Now, it seems, we’re using it against each other.
My first problem is that it oscillates between being terribly unimaginative and more than a little stupid. If at any stage you found it impossible to distinguish between what Labour were offering and what the Tories were offering, then you are either not paying attention or you are lying to serve your own purposes.
Now, that’s not to say that you had to agree with the Labour policies. But if you can’t disagree with two separate things without branding them identical and decrying them as the boogeyman, then I fear for the future of a democracy based on your vote.
So I stand by that Liz Kendall isn’t a Tory. What seems to have precipitated the accusations is that she’s taken a line that when it comes to some things, maybe the Tories had a point. Well, given that they just won a majority in a general election, I’d suggest that rather a few of the public thought so as well.
Liz’s argument, as I see it, is that the public didn’t trust us on the economy, and that’s why we lost. Until that changes, we will keep losing. And if we keep losing, then we will never be able effect any of the changes we want to.
It isn’t, actually, an argument I disagree with, even if I do disagree with her prescription of how we regain that trust. It’s also not an argument that’s entirely unique to her. But it is an argument that needs to be heard, regardless of your view on it.
Now, I’m not a Liz Kendall supporter, I said that already. But the Labour Party has always been a broad church, and there has to be room for Kendall and Corbyn supporters, both. I, actually, called for Corbyn to be nominated to allow a wider debate. I’m not going to vote for him, and there are a great many of his ideas I’m not keen on, but we need to have the widest possible debate, and that means listening to views and opinions that we may not agree with.
What attitudes like “Liz Kendall is a Tory” does is poison the debate. We’ve seen from George Osborne’s latest budget the disruptive effect that appropriating some of your opponents’ best ideas can have. We’ve seen from the recent election what appealing to too narrow a section of the electorate can do.

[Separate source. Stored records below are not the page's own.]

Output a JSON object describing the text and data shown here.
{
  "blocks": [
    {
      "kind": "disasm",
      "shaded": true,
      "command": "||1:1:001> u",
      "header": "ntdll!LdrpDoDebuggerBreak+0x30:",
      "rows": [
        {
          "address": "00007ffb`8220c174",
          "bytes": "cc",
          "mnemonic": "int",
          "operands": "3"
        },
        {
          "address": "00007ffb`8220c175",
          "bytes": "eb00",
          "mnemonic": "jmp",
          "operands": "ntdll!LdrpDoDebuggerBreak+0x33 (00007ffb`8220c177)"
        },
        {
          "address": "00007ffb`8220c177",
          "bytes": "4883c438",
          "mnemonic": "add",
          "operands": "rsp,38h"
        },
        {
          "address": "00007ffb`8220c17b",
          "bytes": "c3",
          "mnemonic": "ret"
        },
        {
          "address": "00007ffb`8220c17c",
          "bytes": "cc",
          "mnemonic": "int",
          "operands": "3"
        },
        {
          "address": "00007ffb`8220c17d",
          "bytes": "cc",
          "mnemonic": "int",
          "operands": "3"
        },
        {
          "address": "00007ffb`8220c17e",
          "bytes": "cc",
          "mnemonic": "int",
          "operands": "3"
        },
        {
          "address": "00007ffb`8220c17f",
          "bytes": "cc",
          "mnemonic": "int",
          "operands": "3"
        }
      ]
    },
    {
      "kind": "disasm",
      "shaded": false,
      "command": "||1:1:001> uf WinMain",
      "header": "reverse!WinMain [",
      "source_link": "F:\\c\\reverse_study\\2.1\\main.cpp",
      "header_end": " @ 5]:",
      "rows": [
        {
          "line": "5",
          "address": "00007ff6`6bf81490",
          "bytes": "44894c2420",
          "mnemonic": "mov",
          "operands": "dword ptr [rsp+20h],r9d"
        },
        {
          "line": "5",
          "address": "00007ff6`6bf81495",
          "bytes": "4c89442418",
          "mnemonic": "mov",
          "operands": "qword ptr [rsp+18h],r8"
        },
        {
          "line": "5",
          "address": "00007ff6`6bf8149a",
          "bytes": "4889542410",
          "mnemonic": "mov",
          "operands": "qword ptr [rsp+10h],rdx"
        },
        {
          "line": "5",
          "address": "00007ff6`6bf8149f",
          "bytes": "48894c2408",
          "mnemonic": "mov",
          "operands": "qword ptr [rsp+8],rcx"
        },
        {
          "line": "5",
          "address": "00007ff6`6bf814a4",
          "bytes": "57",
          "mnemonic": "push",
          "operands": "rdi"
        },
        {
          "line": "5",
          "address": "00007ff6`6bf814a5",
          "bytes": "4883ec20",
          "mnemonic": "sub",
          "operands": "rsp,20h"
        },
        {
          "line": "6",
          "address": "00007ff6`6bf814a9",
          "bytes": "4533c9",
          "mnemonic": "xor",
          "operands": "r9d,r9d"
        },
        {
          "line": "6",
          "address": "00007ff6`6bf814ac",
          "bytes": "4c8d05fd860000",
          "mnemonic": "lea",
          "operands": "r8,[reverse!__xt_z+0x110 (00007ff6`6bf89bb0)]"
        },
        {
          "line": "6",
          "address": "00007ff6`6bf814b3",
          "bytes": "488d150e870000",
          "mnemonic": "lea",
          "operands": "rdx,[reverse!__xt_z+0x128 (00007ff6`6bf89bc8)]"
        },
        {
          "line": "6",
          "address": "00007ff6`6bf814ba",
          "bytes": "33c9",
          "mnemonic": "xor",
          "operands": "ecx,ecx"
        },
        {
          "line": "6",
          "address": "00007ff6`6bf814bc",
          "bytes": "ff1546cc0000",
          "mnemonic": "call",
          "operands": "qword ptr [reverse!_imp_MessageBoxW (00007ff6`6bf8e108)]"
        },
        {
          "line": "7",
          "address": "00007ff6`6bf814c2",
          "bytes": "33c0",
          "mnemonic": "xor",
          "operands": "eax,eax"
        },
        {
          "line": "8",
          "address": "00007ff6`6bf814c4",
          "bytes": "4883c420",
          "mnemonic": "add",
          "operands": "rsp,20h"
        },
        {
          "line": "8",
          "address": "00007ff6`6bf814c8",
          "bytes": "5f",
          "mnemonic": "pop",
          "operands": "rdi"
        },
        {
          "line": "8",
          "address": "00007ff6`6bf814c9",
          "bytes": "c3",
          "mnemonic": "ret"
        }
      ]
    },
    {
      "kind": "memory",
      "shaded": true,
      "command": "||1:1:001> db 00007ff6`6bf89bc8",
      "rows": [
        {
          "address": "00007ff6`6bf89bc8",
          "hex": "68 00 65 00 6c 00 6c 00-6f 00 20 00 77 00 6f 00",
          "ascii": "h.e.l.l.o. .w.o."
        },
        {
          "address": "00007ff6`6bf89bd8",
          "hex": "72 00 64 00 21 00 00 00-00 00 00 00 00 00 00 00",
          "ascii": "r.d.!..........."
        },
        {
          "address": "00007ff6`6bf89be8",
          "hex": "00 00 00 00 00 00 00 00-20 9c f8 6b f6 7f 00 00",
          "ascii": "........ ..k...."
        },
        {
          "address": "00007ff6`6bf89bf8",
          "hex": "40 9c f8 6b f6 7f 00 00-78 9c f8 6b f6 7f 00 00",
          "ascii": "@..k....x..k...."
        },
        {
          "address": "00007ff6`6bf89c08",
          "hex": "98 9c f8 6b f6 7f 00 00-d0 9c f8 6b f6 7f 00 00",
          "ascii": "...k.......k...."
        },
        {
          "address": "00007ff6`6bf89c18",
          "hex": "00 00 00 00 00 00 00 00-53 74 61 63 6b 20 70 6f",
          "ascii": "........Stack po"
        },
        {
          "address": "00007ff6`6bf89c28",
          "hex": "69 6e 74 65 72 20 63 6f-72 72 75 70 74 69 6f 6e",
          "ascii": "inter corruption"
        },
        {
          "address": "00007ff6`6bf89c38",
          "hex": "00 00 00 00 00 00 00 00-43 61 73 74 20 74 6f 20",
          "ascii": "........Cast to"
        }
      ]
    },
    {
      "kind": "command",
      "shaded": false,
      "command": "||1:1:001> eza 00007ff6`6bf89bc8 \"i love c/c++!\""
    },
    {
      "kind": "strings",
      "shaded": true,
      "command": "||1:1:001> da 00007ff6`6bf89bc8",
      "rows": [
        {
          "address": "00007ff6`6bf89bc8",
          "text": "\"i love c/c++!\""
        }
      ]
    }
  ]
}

We need to produce not only the best leadership team, but the best ideas from this election. That’s not going to happen if we’re more interested as a movement in calling each other Tories than in building a Labour Party that can win power and build the better country that we so want.